Fighting crime became part of FDR’s administration in the same spirit as fighting soil erosion and unemployment. And of all the alphabet agencies of the New Deal, none captured the public’s imagination and loyalty like J. Edgar Hoover’s FBI. (Teddy Roosevelt had established the Bureau of Investigation in 1908, but it didn’t become the modern crime fighting bureau until the 30’s.)
In the depression, the success or failure of the government in fighting crime took on mythical proportions. Every major crime and successful gangster seemed to test whether the nation would survive. The crime problem was frightening and real, however exaggerated by the FBI. “The criminal in America is on the march,” Hoover announced. Dillinger, Capone, Bonnie and Clyde and Baby Face Nelson were among the public enemies; Hoover and the Government Men were the public heroes.
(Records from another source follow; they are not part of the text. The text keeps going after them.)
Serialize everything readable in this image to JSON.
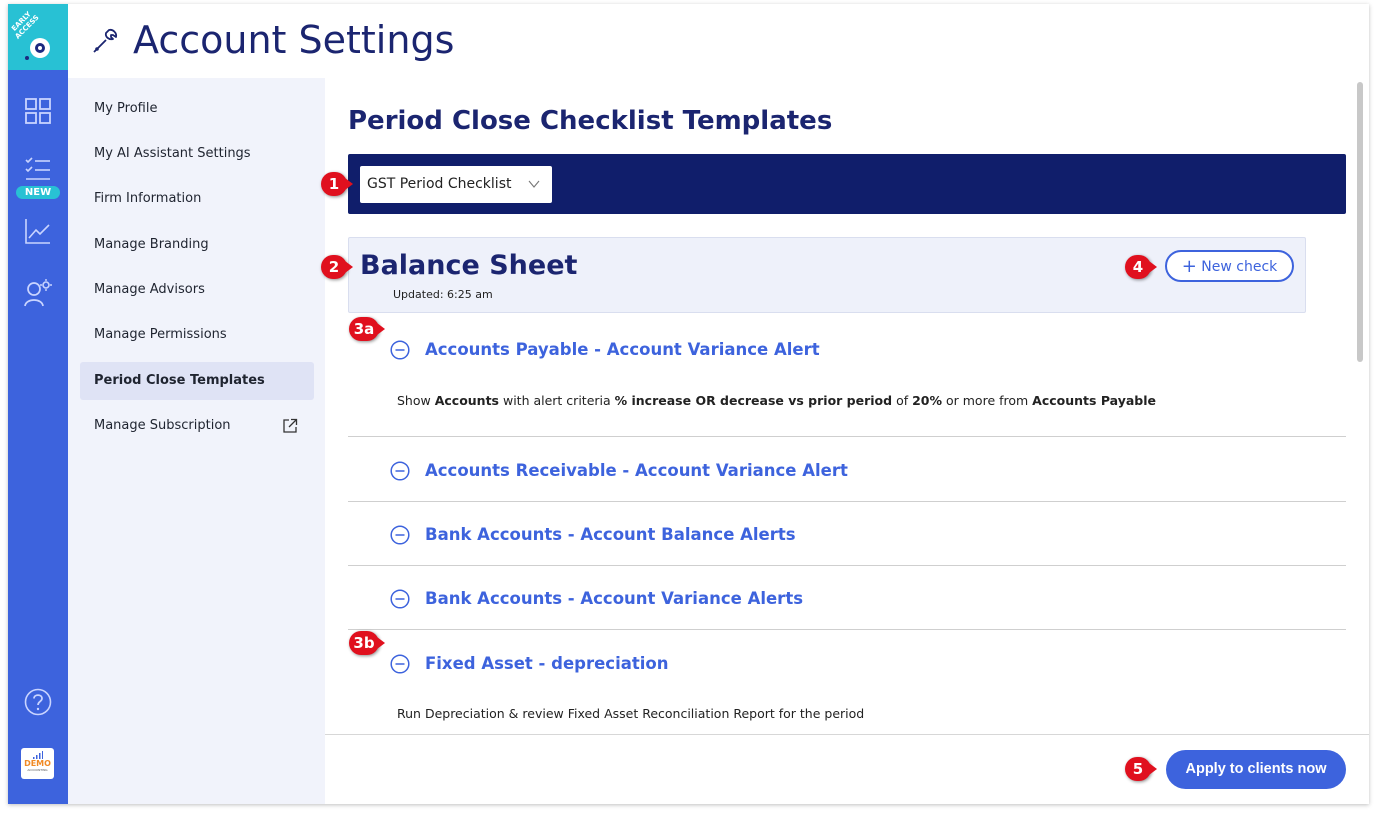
{
  "app": {
    "ribbon_line1": "EARLY",
    "ribbon_line2": "ACCESS",
    "new_badge": "NEW",
    "demo_badge": "DEMO",
    "demo_sub": "ACCOUNTING",
    "accent": "#3d63dd",
    "rail_color": "#3d63dd",
    "navy": "#101e6b",
    "marker_color": "#e0101e"
  },
  "rail": {
    "icons": [
      "dashboard-grid-icon",
      "checklist-icon",
      "chart-trend-icon",
      "user-settings-icon",
      "help-icon"
    ]
  },
  "header": {
    "title": "Account Settings",
    "icon": "wrench-icon"
  },
  "menu": {
    "items": [
      {
        "label": "My Profile"
      },
      {
        "label": "My AI Assistant Settings"
      },
      {
        "label": "Firm Information"
      },
      {
        "label": "Manage Branding"
      },
      {
        "label": "Manage Advisors"
      },
      {
        "label": "Manage Permissions"
      },
      {
        "label": "Period Close Templates",
        "active": true
      },
      {
        "label": "Manage Subscription",
        "icon": "external-link-icon"
      }
    ]
  },
  "main": {
    "section_title": "Period Close Checklist Templates",
    "template_select": {
      "value": "GST Period Checklist"
    },
    "group": {
      "title": "Balance Sheet",
      "updated": "Updated: 6:25 am",
      "new_check_label": "New check"
    },
    "checks": [
      {
        "title": "Accounts Payable - Account Variance Alert",
        "desc": {
          "p1": "Show ",
          "b1": "Accounts",
          "p2": " with alert criteria ",
          "b2": "% increase OR decrease vs prior period",
          "p3": " of ",
          "b3": "20%",
          "p4": " or more from ",
          "b4": "Accounts Payable"
        }
      },
      {
        "title": "Accounts Receivable - Account Variance Alert"
      },
      {
        "title": "Bank Accounts - Account Balance Alerts"
      },
      {
        "title": "Bank Accounts - Account Variance Alerts"
      },
      {
        "title": "Fixed Asset - depreciation",
        "desc_text": "Run Depreciation & review Fixed Asset Reconciliation Report for the period"
      }
    ]
  },
  "footer": {
    "apply_label": "Apply to clients now"
  },
  "markers": [
    "1",
    "2",
    "3a",
    "4",
    "3b",
    "5"
  ]
}
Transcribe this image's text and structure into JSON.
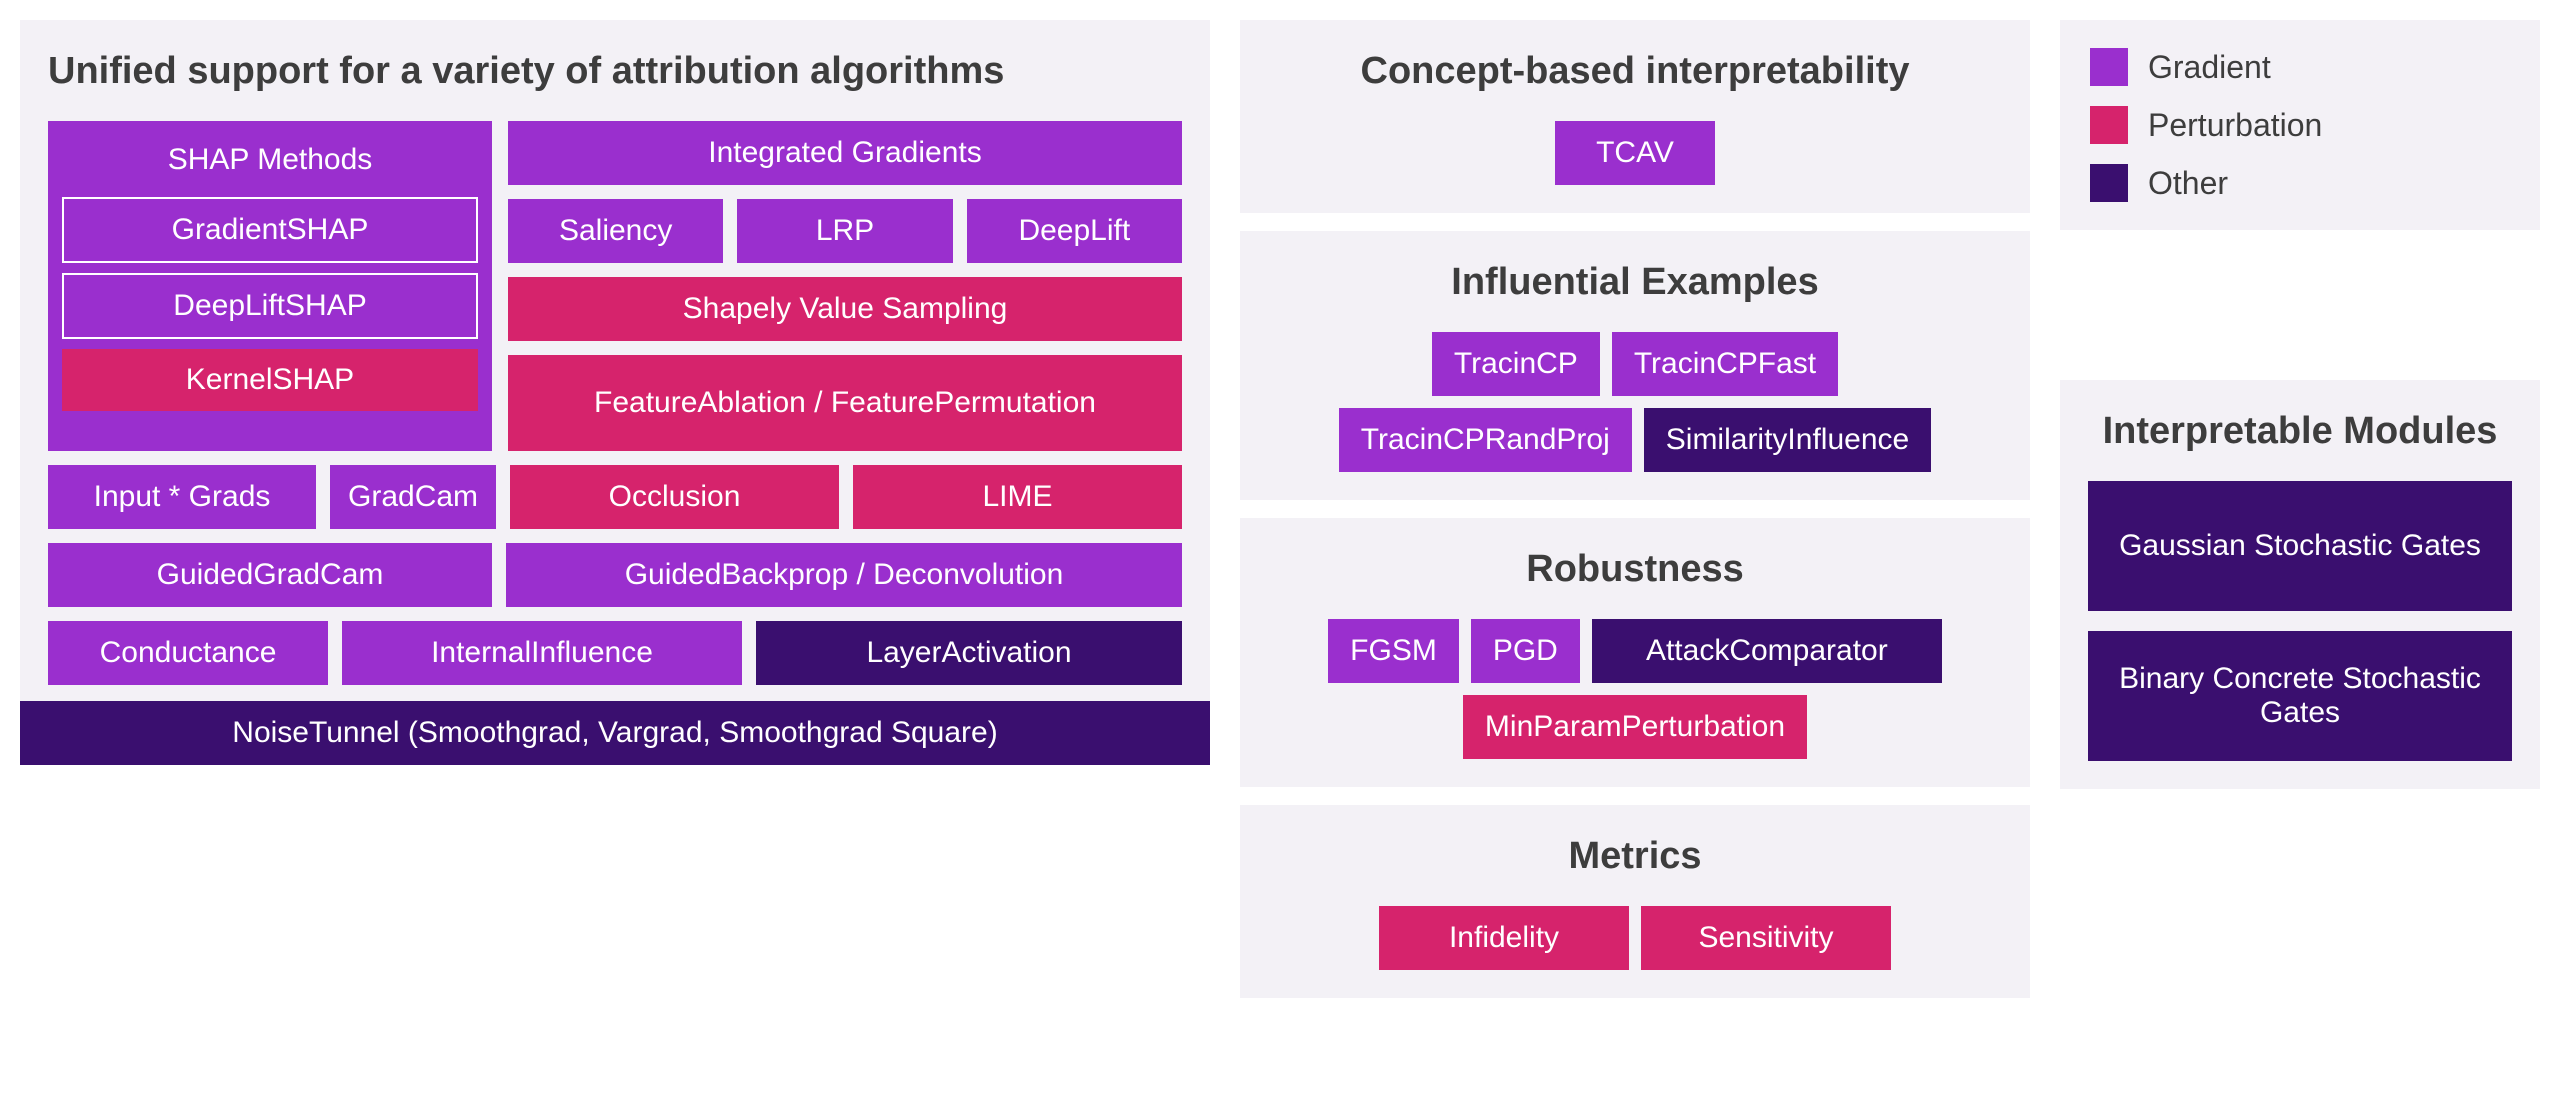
{
  "colors": {
    "gradient": "#9a2fce",
    "perturbation": "#d6236c",
    "other": "#3a0f6f",
    "panel_bg": "#f3f1f6",
    "text_dark": "#3d3d3d"
  },
  "legend": {
    "gradient": "Gradient",
    "perturbation": "Perturbation",
    "other": "Other"
  },
  "attribution": {
    "title": "Unified support for a variety of attribution algorithms",
    "shap": {
      "header": "SHAP Methods",
      "gradient_shap": "GradientSHAP",
      "deeplift_shap": "DeepLiftSHAP",
      "kernel_shap": "KernelSHAP"
    },
    "integrated_gradients": "Integrated Gradients",
    "saliency": "Saliency",
    "lrp": "LRP",
    "deeplift": "DeepLift",
    "shapely_sampling": "Shapely Value Sampling",
    "feature_ablation": "FeatureAblation / FeaturePermutation",
    "occlusion": "Occlusion",
    "lime": "LIME",
    "input_grads": "Input * Grads",
    "gradcam": "GradCam",
    "guided_gradcam": "GuidedGradCam",
    "guided_backprop": "GuidedBackprop / Deconvolution",
    "conductance": "Conductance",
    "internal_influence": "InternalInfluence",
    "layer_activation": "LayerActivation",
    "noise_tunnel": "NoiseTunnel (Smoothgrad, Vargrad, Smoothgrad Square)"
  },
  "concept": {
    "title": "Concept-based interpretability",
    "tcav": "TCAV"
  },
  "influential": {
    "title": "Influential Examples",
    "tracincp": "TracinCP",
    "tracincp_fast": "TracinCPFast",
    "tracincp_randproj": "TracinCPRandProj",
    "similarity_influence": "SimilarityInfluence"
  },
  "robustness": {
    "title": "Robustness",
    "fgsm": "FGSM",
    "pgd": "PGD",
    "attack_comparator": "AttackComparator",
    "min_param_perturbation": "MinParamPerturbation"
  },
  "metrics": {
    "title": "Metrics",
    "infidelity": "Infidelity",
    "sensitivity": "Sensitivity"
  },
  "modules": {
    "title": "Interpretable Modules",
    "gaussian": "Gaussian Stochastic Gates",
    "binary": "Binary Concrete Stochastic Gates"
  }
}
Hoover was a master of manipulating the myth and reality about himself and the Bureau. His celebrity and the public support became the basis for almost unprecedented power. G-Men is set in the years 1930-39.
The story of Chicago's dramatic transformation from a swampy frontier town to a massive metropolis in the nineteenth century.
It was the deadliest workplace accident in New York City’s history.
in 1931, Grace Hubbard Fortescue received a one-hour sentence for murdering a local Hawaiian accused of raping her daughter.
A star in baseball's golden age, Joe DiMaggio's celebrity status and tumultuous marriage to Marilyn Monroe brought him pain.
The story of a farm boy who rose from obscurity to become the most influential American innovator of the 20th century.
In the decade after the Civil War, former slaves sing their way into a nation's heart with spirituals, the religious anthems of slavery.
The evocative stories of teenage hoboes crisscrossing America on trains during the Great Depression.
An updated look at the Alabama tenant farmer families that Walker Evans and James Agee documented in their 1936 Pulitzer Prize-winning book.